Understanding brain development and function rests on the ability to define and map neural cell types, but the size and complexity of the brain has hindered the comprehensive discovery of cell types. Shristi Pandey in the Schier lab, with Karthik Shekhar in the Regev lab, focused on a part of the zebrafish forebrain called the habenula to systematically identify novel cell types and gene expression domains (Current Biology). The authors developed protocols for the dissociation and capture of individual neurons from the zebrafish brain and used single-cell RNA-sequencing (scRNA-seq) of several thousand habenula cells to identify 18 neuronal types, including 13 new types, and dozens of new marker genes. They then mapped the different cell types onto a reference atlas and found that 15 neuronal subsets are highly restricted to habenular sub-regions. Such regionalization contrasts with the organization in the retina where different cell types are intermixed within the same spatial location. Comparing the developing larval habenula to the mature adult habenula, Pandey et al. made the surprising discovery that cell types were highly similar, despite extensive brain growth and functional maturation. Finally, they used the reference atlas to compare molecularly defined neuronal types with those defined by neural activity, and identified a specific region that responds to noxious stimuli. Beyond its importance for the study of habenular development and function, the study offers a general framework for similarly comprehensive characterizations of other vertebrate brain regions.

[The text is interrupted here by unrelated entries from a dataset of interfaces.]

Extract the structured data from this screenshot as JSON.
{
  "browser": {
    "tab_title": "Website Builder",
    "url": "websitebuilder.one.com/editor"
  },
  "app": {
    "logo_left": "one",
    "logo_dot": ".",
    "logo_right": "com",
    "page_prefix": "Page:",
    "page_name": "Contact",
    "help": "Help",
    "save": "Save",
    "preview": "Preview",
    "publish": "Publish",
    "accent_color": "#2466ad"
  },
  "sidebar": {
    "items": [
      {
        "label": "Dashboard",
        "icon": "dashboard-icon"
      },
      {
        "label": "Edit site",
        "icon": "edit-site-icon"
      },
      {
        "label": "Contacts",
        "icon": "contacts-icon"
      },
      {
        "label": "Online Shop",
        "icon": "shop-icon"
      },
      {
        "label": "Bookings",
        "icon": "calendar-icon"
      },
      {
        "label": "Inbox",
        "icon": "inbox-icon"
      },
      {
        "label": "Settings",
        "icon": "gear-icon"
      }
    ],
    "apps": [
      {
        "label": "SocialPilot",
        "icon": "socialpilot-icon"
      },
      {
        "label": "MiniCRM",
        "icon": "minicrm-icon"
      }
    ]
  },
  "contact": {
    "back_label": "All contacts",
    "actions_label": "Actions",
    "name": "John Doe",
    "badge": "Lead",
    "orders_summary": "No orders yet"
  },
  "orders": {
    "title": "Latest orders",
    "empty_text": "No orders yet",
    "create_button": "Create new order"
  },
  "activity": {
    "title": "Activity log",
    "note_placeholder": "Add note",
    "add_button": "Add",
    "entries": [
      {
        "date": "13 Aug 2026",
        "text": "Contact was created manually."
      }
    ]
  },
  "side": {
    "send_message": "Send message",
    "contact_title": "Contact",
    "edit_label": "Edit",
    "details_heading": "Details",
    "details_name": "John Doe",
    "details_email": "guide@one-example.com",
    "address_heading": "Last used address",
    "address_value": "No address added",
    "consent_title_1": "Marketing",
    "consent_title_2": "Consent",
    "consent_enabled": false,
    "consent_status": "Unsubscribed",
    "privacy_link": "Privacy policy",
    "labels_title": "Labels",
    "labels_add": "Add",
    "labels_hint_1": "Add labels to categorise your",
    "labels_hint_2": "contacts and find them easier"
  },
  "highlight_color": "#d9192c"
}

The brain develops from a small number of embryonic progenitors through numerous rounds of divisions that give rise to a diverse set of differentiated neurons and glia. Lineage trees describe the divisions and specializations of cells over time, but the large size and cell type diversity of the brain has hindered the construction of large-scale brain lineage trees. Bushra Raj, James Gagnon and Shristi Pandey in the Schier lab, together with Aaron McKenna in the Shendure lab and Dan Wagner in the Klein lab, established an approach to address this challenge (Nature Biotechnology). They extended the lineage recording method GESTALT, developed by the Schier and Shendure labs (McKenna et al. Science 2016), and combined it with droplet-based single-cell RNA sequencing to provide a snapshot of the heterogeneity of cell types and developmental lineages in a vertebrate brain. They used CRISPR–Cas9 to edit transgenic lineage barcodes during early and late zebrafish development, resulting in the accumulation of >10,000 mutant barcodes over time that uniquely labeled ancestral progenitors. Single-cell RNA sequencing of edited juvenile brains simultaneously identified cellular transcriptomes and mutated lineage barcodes of thousands of cells. This approach defined >100 cell types in the juvenile brain providing a rich catalogue of cell diversity, and comparison of barcodes reconstructed lineage relationships between profiled cells. The resulting lineage trees had hundreds of branches that uncovered restrictions at the level of cell types, brain regions, and gene expression cascades during differentiation. Individual barcodes were mostly regionally enriched, consistent with the limited long-range migration of neurons. Despite regional restriction, progenitors that acquired a specific barcode gave rise to descendants that mapped to multiple different types of neurons, suggesting that most ancestral progenitors were multipotent. But close inspection of the lineage trees also revealed divergent lineage trajectories; e.g., in the hypothalamus, which contained cell types with distinct lineage relationships. These results illustrate that this technology – scGESTALT – can be used to simultaneously characterize molecular identities and lineage histories of thousands of cells during development and disease, not only in zebrafish but also in any system that allows genome editing and scRNA-seq.